Segment Open
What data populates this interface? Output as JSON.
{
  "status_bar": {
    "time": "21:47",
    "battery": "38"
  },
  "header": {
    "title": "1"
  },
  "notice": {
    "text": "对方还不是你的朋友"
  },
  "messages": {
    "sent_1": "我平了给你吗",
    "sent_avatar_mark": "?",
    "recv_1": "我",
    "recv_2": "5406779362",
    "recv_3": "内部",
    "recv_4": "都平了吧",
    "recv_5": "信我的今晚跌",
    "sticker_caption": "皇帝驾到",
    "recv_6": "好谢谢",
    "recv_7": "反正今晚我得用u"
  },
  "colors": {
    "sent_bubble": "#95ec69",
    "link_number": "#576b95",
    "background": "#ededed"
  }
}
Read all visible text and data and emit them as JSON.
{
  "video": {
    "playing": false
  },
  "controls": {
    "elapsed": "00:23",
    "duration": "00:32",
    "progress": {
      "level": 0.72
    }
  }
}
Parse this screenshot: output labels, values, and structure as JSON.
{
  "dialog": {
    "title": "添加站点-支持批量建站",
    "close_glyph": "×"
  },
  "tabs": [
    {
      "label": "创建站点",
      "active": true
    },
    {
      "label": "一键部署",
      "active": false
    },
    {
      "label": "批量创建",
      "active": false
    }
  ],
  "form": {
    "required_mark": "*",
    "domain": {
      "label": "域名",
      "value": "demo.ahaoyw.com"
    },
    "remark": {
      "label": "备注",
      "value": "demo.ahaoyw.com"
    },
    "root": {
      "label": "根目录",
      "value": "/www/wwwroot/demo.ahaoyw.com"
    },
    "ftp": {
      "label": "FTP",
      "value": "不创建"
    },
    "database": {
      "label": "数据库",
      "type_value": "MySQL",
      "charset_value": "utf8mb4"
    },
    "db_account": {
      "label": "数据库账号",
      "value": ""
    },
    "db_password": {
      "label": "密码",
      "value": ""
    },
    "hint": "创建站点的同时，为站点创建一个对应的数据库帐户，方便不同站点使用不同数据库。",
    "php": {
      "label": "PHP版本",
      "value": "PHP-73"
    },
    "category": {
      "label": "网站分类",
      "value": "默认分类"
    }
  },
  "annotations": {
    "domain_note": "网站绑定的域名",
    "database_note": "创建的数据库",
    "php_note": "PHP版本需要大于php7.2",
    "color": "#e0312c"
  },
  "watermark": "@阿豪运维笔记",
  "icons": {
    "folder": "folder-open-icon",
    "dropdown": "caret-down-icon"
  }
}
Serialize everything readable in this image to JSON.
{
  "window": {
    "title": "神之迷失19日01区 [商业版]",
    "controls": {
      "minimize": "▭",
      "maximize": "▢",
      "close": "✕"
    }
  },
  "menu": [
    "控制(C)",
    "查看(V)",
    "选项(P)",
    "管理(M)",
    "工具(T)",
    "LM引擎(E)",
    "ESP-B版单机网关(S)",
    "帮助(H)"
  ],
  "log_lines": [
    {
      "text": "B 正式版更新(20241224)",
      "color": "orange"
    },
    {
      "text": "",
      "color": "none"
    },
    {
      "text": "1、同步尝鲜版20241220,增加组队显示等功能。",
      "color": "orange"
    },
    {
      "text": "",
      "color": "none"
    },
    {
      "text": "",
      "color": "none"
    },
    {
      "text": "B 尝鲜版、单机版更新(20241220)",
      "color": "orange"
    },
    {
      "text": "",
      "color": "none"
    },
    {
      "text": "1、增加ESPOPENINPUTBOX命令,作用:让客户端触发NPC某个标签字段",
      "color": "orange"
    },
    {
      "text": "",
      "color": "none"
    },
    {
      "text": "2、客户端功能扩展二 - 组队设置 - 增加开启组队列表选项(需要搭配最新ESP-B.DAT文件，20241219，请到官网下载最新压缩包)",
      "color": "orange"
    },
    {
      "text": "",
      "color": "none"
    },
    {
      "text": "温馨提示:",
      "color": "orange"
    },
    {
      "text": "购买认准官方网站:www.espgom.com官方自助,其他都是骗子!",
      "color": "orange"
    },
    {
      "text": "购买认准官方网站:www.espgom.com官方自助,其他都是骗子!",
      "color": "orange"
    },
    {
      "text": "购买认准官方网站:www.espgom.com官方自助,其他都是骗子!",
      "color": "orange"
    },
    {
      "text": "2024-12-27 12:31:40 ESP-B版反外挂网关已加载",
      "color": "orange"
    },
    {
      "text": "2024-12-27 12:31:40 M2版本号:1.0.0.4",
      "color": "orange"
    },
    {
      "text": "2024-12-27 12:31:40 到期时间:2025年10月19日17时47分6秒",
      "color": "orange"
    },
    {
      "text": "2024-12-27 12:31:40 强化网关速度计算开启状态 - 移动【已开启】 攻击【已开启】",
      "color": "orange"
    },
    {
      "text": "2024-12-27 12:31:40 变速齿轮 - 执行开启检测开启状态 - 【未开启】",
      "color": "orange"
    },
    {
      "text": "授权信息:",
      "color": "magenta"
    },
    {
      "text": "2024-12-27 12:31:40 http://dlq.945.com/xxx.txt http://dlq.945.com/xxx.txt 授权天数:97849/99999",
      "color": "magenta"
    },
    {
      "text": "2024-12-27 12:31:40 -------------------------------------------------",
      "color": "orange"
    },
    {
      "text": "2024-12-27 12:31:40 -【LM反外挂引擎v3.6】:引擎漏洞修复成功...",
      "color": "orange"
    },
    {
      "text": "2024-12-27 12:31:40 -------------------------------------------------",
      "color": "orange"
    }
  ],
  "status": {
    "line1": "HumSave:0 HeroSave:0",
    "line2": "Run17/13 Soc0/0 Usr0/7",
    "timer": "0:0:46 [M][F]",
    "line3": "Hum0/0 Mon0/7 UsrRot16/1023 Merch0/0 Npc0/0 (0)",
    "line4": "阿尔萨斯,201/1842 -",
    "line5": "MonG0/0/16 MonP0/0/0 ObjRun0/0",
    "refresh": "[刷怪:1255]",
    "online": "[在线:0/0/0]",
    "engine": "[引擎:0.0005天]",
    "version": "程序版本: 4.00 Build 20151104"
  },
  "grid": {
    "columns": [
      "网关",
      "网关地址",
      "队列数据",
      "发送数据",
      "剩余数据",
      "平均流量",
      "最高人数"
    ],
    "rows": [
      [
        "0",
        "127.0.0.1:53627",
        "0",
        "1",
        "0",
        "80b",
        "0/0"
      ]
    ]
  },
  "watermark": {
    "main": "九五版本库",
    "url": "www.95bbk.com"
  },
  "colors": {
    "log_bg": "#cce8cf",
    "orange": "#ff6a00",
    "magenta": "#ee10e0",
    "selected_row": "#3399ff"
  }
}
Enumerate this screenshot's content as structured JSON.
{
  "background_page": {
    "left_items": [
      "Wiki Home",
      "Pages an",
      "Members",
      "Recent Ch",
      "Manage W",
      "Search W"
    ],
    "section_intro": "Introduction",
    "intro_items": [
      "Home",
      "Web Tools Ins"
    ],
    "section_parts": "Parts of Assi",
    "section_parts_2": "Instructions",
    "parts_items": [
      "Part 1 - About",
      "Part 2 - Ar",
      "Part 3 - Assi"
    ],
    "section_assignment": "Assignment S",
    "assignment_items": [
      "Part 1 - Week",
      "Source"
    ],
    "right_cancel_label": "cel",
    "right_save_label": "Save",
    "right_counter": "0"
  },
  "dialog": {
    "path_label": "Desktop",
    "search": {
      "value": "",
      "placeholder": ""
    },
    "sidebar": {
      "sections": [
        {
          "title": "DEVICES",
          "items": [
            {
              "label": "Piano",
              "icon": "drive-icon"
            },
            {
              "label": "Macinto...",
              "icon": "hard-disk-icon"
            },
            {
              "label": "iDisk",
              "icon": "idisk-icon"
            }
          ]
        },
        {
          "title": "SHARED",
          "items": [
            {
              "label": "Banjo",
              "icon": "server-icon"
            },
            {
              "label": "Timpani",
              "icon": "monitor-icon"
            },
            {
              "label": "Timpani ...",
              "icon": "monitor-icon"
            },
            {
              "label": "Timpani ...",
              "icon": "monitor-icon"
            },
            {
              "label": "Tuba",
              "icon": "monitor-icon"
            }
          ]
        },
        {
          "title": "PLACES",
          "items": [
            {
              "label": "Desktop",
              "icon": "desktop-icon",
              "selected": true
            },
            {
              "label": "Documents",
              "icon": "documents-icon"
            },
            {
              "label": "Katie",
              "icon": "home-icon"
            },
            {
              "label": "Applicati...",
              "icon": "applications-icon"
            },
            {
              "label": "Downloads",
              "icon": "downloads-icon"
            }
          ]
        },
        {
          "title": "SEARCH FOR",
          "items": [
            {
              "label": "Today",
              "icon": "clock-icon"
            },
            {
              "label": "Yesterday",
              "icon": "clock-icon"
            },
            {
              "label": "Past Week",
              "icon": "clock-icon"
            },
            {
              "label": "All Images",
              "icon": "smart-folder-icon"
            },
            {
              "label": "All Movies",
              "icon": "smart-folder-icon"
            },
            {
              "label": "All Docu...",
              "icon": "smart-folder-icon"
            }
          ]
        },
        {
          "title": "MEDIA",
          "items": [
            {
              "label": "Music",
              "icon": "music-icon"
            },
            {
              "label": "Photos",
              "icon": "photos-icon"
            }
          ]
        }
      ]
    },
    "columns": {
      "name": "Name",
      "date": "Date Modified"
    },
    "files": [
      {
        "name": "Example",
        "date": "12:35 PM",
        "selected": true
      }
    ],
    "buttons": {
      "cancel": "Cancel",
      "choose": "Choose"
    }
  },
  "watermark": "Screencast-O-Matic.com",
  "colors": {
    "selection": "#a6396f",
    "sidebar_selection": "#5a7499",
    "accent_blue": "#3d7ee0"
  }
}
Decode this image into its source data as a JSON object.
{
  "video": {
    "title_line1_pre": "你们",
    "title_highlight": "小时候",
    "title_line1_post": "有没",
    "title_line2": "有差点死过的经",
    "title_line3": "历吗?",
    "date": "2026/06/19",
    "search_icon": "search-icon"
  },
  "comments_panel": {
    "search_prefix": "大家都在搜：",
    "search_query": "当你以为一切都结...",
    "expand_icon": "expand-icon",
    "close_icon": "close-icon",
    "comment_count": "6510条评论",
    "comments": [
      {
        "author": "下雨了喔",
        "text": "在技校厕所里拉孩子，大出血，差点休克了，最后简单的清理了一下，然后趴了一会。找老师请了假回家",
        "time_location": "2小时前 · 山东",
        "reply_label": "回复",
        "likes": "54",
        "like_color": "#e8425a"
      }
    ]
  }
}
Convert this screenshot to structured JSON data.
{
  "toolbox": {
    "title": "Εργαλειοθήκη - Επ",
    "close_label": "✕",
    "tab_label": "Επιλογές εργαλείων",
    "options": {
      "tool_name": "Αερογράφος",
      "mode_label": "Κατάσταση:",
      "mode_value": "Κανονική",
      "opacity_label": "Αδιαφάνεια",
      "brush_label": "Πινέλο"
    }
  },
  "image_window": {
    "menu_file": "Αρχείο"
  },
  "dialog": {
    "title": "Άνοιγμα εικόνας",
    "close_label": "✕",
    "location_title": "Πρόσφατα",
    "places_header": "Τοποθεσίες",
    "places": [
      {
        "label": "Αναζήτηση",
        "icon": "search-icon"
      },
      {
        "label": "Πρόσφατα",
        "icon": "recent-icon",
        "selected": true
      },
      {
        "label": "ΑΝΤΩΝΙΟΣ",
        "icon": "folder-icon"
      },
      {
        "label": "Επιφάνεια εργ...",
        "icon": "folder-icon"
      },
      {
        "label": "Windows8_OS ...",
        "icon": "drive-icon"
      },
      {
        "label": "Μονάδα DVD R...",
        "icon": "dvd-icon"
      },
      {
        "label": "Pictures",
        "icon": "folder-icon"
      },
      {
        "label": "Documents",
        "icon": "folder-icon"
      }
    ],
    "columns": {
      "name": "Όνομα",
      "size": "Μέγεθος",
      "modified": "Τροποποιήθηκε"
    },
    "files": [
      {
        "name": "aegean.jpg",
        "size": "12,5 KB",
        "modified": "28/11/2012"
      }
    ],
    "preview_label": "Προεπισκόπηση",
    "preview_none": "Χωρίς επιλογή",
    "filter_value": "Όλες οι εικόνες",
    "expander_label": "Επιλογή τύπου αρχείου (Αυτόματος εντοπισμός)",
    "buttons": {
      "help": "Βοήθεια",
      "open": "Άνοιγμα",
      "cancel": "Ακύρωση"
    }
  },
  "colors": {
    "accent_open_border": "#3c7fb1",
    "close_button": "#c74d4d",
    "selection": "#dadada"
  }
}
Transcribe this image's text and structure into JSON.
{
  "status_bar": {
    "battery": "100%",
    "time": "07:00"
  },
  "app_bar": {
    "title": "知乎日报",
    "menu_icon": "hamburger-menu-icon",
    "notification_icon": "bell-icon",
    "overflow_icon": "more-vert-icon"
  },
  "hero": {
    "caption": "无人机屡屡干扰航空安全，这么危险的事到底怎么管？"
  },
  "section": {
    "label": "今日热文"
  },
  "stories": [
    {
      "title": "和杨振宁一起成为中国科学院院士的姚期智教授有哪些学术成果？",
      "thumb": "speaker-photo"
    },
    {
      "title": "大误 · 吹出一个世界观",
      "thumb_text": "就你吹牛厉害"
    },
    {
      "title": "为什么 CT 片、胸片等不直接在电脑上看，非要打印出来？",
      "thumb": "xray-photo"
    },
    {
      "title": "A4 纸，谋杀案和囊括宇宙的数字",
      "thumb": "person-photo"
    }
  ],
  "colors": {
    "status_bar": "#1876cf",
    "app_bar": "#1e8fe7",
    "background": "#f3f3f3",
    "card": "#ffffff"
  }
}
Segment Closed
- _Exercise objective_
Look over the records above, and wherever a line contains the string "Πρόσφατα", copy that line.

- _The answer_
    "location_title": "Πρόσφατα",
        "label": "Πρόσφατα",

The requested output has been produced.